It's true. I don't, in general, like other people's children. If they are brats, if they talk back to their parents disrespectfully, if they don't follow instructions - these are my pet peeves. Yes, my child is not perfect. I'd worry if he was. He gets into trouble, but he doesn't ever disrespect me. Every once in awhile a teacher, but I nip that in the bud right away. That's grounds for immediate punishment. I haven't had to spank my child ever in public. I haven't had to spank him at home in a long time. I've laid down the ground rules and I'm not afraid to punish my child. Yes, he gets most things he wants because he has earned them. He does chores. He helps out when I ask him to. We have fun together and I know I can take him out in public and he won't embarrass me. We have a very good relationship and he can talk to me about anything. But I am his parent first. I want him to succeed in life, and to do that, you need to lay the groundwork early and often.
A pet knows the word 'no'. What makes you think a child doesn't understand that word, either? If you say it firmly and loudly, it will startle them from what they were going to do and they stop. Say it to them as young as 1 or 2. Establish yourself as the parent and the rule maker young. Being too young is not an excuse for not disciplining your child.
"I don't want to be a mean mommy."
Please. You are the mom or dad. You have to be mean. It is in the job description. You have to set limitations for your child or you will have a teen runaway or drug addict or a pregnant teenager. Children need limitations. They need to know the rules. Be the mean parent who doesn't let them run with scissors or makes them clean up after themselves. Otherwise your life will be cleaning up after them all the time, even when they are an adult. You will have no time for yourself or your spouse because you will always be cleaning up something.
"I always swore I would not be like my mom."
My mom was a mean mommy. I turned out just fine. If your parents beat you or neglected you, then yes, strive to be a better parent. I'm not talking about the occasional spanking when you broke the rules or soap in the mouth when you swore or talked back, but actual physical abuse. I was able to do everything I wanted, within financial limits. I knew what I was allowed to do and what I wasn't. I didn't go to high school parties. Didn't do drugs. Didn't drink in high school. I'm not a felon. I had a mean mommy and I am just like her.
Yes, I may be a germaphobe at times. I may clean to excess sometimes. My child will go to bed without dessert sometimes because dessert is a priveledge, not a right. I know I don't have an easy road ahead of me with a teenager around the corner. But I do hope that the groundwork I have set for him now will help us both weather the road ahead.

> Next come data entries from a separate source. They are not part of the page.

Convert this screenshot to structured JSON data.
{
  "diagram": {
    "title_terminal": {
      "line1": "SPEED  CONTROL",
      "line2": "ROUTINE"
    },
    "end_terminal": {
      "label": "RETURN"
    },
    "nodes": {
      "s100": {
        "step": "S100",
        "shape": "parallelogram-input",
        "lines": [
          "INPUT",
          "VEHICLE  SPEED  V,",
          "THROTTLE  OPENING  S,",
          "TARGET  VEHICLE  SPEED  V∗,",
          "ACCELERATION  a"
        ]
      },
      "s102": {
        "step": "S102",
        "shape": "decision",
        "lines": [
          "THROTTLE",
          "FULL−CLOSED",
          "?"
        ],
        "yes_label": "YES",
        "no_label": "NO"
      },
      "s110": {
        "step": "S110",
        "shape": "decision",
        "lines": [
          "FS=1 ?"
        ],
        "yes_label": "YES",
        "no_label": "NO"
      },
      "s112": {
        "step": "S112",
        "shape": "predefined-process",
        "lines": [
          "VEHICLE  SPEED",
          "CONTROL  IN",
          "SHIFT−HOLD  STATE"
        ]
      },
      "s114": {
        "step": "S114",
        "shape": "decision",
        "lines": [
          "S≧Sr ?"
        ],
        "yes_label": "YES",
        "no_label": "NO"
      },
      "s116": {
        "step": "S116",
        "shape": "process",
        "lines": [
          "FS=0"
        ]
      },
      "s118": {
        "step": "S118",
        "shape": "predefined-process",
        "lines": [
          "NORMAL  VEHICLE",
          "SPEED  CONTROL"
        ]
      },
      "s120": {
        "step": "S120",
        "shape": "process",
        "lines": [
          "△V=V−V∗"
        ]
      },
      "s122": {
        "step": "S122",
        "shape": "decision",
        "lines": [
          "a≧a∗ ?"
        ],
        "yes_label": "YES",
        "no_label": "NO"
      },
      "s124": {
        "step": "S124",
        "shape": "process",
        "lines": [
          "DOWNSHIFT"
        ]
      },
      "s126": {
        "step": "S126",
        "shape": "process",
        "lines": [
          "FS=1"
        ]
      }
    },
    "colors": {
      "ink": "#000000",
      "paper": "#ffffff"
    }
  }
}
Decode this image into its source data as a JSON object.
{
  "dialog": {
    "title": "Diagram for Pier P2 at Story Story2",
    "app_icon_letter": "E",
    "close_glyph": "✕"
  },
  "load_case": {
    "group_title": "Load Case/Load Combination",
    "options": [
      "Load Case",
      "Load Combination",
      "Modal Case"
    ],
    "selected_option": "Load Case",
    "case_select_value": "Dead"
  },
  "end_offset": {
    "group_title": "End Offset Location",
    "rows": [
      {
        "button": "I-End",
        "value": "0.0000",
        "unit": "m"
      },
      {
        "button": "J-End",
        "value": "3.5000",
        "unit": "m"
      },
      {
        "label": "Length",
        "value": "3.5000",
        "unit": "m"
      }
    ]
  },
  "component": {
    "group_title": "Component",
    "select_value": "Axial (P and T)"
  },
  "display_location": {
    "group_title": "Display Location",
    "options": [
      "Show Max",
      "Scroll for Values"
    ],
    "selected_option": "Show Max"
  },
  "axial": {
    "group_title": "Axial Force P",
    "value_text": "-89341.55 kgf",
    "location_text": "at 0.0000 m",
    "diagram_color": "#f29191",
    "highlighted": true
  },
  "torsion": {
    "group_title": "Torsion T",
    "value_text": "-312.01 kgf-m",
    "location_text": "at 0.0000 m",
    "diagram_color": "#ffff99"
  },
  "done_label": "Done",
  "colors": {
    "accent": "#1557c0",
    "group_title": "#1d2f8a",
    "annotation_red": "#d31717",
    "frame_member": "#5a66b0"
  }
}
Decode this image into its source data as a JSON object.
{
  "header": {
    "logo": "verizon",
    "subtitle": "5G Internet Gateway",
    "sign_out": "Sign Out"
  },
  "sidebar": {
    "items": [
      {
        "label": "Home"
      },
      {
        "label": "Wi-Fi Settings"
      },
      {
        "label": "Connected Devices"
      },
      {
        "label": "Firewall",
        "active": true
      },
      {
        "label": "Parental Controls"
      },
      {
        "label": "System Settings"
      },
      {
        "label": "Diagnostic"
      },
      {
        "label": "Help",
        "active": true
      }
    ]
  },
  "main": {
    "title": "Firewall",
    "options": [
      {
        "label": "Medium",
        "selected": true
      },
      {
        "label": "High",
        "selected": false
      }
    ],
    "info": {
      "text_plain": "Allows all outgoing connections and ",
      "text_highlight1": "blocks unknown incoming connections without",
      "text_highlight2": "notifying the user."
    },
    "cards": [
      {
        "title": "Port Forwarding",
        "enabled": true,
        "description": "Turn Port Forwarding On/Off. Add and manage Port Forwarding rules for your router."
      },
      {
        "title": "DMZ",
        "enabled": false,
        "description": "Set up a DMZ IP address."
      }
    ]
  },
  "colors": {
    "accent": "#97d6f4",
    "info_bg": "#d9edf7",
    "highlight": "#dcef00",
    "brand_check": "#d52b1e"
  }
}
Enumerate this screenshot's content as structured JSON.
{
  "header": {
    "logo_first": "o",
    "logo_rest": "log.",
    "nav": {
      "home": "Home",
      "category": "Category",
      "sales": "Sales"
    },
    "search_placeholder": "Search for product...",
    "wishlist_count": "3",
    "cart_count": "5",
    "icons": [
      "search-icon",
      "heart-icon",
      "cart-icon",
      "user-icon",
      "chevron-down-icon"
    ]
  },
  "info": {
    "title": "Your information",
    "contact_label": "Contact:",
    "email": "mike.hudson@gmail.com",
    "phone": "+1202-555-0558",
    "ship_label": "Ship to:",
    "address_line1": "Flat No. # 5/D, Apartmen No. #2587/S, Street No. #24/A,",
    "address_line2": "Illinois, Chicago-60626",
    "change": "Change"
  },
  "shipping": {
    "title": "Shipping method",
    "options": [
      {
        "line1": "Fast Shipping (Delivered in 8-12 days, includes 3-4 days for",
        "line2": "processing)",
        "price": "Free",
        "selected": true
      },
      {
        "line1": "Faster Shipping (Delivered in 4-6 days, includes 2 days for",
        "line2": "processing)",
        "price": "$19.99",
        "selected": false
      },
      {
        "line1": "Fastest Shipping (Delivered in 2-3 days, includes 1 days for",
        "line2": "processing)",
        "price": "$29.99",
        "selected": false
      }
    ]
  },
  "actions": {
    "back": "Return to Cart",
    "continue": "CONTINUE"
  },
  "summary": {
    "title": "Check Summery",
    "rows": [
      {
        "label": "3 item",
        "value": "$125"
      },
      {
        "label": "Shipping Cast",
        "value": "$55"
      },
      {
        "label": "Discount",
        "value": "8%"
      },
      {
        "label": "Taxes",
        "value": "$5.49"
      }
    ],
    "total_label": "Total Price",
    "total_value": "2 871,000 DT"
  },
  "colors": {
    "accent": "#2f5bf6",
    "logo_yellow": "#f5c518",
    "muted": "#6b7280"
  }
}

Start now with your children, no matter what age they are. Put your foot down and establish the rules. Change the rules so they know what is expected of them. Children are not automatically going to be angels or turn into functioning adults. They need guideance from their parents and limitations.
That's my soap box speech for the day.